David Bergvinson, CIMMYT INT., PO Box 60326 AP 370, Houston, TX 77205, United States of America

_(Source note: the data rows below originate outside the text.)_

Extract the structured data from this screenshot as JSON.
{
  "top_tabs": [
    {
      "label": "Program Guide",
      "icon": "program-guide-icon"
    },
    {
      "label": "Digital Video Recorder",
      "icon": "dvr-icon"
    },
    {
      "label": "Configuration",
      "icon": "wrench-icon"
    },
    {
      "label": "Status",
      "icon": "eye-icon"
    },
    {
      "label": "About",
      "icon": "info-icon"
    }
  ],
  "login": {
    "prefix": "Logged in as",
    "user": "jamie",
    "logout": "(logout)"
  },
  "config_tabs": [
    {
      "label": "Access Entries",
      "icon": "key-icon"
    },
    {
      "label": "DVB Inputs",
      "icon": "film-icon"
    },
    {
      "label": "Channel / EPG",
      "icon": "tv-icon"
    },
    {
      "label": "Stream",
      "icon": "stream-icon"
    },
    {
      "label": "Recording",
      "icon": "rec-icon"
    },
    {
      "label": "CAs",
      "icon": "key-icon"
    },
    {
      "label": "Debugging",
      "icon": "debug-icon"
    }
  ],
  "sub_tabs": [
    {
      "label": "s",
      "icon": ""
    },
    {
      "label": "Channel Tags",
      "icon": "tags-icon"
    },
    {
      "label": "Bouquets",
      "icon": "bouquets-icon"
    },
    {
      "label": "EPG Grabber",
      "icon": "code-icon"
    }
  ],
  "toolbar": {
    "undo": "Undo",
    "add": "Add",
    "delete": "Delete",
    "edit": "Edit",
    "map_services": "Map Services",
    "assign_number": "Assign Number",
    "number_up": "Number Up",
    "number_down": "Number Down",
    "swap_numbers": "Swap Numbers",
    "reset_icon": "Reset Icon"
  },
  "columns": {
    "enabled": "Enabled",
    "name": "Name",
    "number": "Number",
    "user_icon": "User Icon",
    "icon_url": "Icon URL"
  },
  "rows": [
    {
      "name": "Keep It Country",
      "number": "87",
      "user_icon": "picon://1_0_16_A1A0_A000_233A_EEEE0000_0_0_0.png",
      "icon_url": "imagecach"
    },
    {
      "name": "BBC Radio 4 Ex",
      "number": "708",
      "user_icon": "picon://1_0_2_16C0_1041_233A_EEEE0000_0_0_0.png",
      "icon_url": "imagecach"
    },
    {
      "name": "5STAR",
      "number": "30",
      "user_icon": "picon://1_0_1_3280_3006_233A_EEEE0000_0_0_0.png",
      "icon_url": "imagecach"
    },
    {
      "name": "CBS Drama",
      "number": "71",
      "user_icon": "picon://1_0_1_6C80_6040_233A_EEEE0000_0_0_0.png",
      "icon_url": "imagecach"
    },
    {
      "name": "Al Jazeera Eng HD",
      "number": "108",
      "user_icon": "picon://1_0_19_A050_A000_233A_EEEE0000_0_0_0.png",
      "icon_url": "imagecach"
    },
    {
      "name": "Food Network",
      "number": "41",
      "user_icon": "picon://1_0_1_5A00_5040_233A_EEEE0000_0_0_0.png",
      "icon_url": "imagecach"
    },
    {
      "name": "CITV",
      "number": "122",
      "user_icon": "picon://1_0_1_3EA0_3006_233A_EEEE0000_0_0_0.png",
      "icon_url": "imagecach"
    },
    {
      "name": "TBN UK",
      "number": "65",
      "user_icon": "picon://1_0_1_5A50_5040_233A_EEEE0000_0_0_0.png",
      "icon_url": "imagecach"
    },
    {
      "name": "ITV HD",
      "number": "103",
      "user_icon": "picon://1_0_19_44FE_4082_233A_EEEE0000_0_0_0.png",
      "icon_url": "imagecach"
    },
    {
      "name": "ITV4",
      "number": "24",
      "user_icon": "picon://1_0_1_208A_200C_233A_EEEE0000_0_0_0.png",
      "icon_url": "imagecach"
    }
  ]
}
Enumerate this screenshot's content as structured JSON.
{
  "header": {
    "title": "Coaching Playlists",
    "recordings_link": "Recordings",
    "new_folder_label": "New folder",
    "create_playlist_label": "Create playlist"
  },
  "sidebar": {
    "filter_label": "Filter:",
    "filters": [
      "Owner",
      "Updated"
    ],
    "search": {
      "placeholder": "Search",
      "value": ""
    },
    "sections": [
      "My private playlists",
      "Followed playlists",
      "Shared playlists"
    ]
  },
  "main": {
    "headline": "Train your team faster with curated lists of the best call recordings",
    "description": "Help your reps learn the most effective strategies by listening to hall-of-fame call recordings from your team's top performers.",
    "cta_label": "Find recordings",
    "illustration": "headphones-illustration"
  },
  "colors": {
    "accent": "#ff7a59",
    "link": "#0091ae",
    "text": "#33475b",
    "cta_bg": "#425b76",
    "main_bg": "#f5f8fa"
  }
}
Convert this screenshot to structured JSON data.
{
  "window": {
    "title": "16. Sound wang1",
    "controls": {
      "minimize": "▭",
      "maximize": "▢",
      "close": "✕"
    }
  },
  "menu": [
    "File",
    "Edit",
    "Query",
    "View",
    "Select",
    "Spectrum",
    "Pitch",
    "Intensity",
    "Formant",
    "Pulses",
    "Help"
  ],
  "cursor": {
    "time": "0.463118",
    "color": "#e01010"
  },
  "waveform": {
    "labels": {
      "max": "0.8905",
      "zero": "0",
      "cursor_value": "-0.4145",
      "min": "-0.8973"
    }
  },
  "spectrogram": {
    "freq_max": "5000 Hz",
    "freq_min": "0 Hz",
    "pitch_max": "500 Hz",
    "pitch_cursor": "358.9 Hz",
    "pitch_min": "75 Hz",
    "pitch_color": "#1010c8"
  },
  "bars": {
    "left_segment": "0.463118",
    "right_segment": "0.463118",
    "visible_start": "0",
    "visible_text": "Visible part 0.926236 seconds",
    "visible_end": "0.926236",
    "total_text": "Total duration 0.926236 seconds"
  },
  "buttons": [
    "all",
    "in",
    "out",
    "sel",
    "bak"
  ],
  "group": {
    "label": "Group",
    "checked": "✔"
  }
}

Intensively cropped wheat (Triticum aestivum L.), rice (Oryza sativa L.), and maize (Zea mays L.) systems cover 30 million hectares of the region’s best agricultural land and provide over 80% of Asia’s cereal needs. However, the rate of production gains from conventional breeding for staple food crops has slowed from 2.9% (Green Revolution era) to 1.9% in less developed countries (LDCs), with gains frequently being offset by environmental stresses. In response to environmental changes and the availability of inputs, the rice-maize cropping system has become increasingly important in Asia. However, the impact of an anaerobic/aerobic cropping system on pest and disease complexes is largely unknown. The objective of this paper is to highlight pest management issues that could emerge as the area planted to a rice-maize cropping system increases. A review of the major pests associated with maize and rice found that at least 8 nematode, 18 diseases, and 71 insect species are common to both crops. This list of overlapping pest species is even larger when one considers minor pests associated with each crop. The groups of pests most likely to increase in importance are soil pests (white grubs and nematodes), armyworms (Spodoptera spp.), stem borers (Chilo spp., Sesamia spp.), storage pests (Sitophilus spp.). Diseases that may become more important include stalk rots (Erwinia chrysanthemi pv. Chrysanthemi and Gibberella zeae), root rots (Cochliobolus sativus) and banded leaf and sheath blight (Rhizoctonia solani). The interaction of these biotic stresses against the backdrop of climate change will also be discussed as will management issues such as insect resistant management strategies for regions where both Bt maize and rice are commercially available.